### Work task:
All entries must be set down once more, precisely as given.

### Dataset extract:

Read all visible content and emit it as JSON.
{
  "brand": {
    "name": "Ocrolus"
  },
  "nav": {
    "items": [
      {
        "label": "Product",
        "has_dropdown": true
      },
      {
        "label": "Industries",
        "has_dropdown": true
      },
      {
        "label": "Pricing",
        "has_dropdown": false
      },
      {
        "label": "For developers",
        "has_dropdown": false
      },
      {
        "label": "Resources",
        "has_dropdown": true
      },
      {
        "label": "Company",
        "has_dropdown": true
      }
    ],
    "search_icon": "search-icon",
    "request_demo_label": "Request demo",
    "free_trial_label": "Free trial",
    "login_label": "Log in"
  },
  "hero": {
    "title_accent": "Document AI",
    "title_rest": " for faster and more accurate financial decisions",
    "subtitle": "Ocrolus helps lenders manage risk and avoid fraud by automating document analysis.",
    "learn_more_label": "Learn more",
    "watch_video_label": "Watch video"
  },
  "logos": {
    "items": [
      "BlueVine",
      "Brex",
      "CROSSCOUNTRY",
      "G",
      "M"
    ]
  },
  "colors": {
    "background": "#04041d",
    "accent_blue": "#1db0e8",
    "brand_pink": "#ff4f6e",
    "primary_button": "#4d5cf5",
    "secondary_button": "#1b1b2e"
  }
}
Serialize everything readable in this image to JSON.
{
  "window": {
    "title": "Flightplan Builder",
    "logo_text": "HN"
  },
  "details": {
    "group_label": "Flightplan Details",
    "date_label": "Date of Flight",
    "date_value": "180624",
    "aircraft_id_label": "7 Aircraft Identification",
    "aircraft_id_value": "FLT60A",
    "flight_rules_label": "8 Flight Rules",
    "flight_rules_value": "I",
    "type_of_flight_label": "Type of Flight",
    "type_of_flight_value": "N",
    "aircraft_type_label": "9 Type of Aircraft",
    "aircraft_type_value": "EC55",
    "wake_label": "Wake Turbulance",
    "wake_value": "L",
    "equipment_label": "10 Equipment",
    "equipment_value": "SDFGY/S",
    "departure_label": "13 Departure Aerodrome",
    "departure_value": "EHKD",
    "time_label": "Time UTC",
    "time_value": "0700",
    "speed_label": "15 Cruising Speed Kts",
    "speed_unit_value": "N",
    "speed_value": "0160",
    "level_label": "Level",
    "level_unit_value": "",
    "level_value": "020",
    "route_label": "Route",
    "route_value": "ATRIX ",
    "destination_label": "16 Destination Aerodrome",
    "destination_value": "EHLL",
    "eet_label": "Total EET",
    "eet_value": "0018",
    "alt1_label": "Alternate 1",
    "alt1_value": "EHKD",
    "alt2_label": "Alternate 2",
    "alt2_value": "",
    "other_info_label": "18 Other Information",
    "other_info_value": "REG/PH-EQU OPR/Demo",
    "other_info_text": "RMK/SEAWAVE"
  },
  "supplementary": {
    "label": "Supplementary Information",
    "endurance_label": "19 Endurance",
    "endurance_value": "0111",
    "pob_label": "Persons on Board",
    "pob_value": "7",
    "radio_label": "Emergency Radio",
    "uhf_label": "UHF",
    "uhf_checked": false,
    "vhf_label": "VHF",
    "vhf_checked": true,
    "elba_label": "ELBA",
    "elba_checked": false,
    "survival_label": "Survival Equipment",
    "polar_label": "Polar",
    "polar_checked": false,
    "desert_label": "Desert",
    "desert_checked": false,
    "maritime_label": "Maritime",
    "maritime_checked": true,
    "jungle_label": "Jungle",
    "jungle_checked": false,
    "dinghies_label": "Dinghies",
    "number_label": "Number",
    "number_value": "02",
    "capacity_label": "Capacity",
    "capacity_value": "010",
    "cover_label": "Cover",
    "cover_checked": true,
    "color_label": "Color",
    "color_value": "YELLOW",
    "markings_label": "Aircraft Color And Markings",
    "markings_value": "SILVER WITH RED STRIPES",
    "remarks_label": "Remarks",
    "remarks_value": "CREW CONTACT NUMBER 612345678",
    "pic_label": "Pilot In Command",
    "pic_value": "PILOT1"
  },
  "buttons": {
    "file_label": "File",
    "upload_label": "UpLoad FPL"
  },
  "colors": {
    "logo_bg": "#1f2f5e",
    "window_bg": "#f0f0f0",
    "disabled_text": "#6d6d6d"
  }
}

### Output of the task:
Read all visible content and emit it as JSON.
{
  "brand": {
    "name": "Ocrolus"
  },
  "nav": {
    "items": [
      {
        "label": "Product",
        "has_dropdown": true
      },
      {
        "label": "Industries",
        "has_dropdown": true
      },
      {
        "label": "Pricing",
        "has_dropdown": false
      },
      {
        "label": "For developers",
        "has_dropdown": false
      },
      {
        "label": "Resources",
        "has_dropdown": true
      },
      {
        "label": "Company",
        "has_dropdown": true
      }
    ],
    "search_icon": "search-icon",
    "request_demo_label": "Request demo",
    "free_trial_label": "Free trial",
    "login_label": "Log in"
  },
  "hero": {
    "title_accent": "Document AI",
    "title_rest": " for faster and more accurate financial decisions",
    "subtitle": "Ocrolus helps lenders manage risk and avoid fraud by automating document analysis.",
    "learn_more_label": "Learn more",
    "watch_video_label": "Watch video"
  },
  "logos": {
    "items": [
      "BlueVine",
      "Brex",
      "CROSSCOUNTRY",
      "G",
      "M"
    ]
  },
  "colors": {
    "background": "#04041d",
    "accent_blue": "#1db0e8",
    "brand_pink": "#ff4f6e",
    "primary_button": "#4d5cf5",
    "secondary_button": "#1b1b2e"
  }
}
Serialize everything readable in this image to JSON.
{
  "window": {
    "title": "Flightplan Builder",
    "logo_text": "HN"
  },
  "details": {
    "group_label": "Flightplan Details",
    "date_label": "Date of Flight",
    "date_value": "180624",
    "aircraft_id_label": "7 Aircraft Identification",
    "aircraft_id_value": "FLT60A",
    "flight_rules_label": "8 Flight Rules",
    "flight_rules_value": "I",
    "type_of_flight_label": "Type of Flight",
    "type_of_flight_value": "N",
    "aircraft_type_label": "9 Type of Aircraft",
    "aircraft_type_value": "EC55",
    "wake_label": "Wake Turbulance",
    "wake_value": "L",
    "equipment_label": "10 Equipment",
    "equipment_value": "SDFGY/S",
    "departure_label": "13 Departure Aerodrome",
    "departure_value": "EHKD",
    "time_label": "Time UTC",
    "time_value": "0700",
    "speed_label": "15 Cruising Speed Kts",
    "speed_unit_value": "N",
    "speed_value": "0160",
    "level_label": "Level",
    "level_unit_value": "",
    "level_value": "020",
    "route_label": "Route",
    "route_value": "ATRIX ",
    "destination_label": "16 Destination Aerodrome",
    "destination_value": "EHLL",
    "eet_label": "Total EET",
    "eet_value": "0018",
    "alt1_label": "Alternate 1",
    "alt1_value": "EHKD",
    "alt2_label": "Alternate 2",
    "alt2_value": "",
    "other_info_label": "18 Other Information",
    "other_info_value": "REG/PH-EQU OPR/Demo",
    "other_info_text": "RMK/SEAWAVE"
  },
  "supplementary": {
    "label": "Supplementary Information",
    "endurance_label": "19 Endurance",
    "endurance_value": "0111",
    "pob_label": "Persons on Board",
    "pob_value": "7",
    "radio_label": "Emergency Radio",
    "uhf_label": "UHF",
    "uhf_checked": false,
    "vhf_label": "VHF",
    "vhf_checked": true,
    "elba_label": "ELBA",
    "elba_checked": false,
    "survival_label": "Survival Equipment",
    "polar_label": "Polar",
    "polar_checked": false,
    "desert_label": "Desert",
    "desert_checked": false,
    "maritime_label": "Maritime",
    "maritime_checked": true,
    "jungle_label": "Jungle",
    "jungle_checked": false,
    "dinghies_label": "Dinghies",
    "number_label": "Number",
    "number_value": "02",
    "capacity_label": "Capacity",
    "capacity_value": "010",
    "cover_label": "Cover",
    "cover_checked": true,
    "color_label": "Color",
    "color_value": "YELLOW",
    "markings_label": "Aircraft Color And Markings",
    "markings_value": "SILVER WITH RED STRIPES",
    "remarks_label": "Remarks",
    "remarks_value": "CREW CONTACT NUMBER 612345678",
    "pic_label": "Pilot In Command",
    "pic_value": "PILOT1"
  },
  "buttons": {
    "file_label": "File",
    "upload_label": "UpLoad FPL"
  },
  "colors": {
    "logo_bg": "#1f2f5e",
    "window_bg": "#f0f0f0",
    "disabled_text": "#6d6d6d"
  }
}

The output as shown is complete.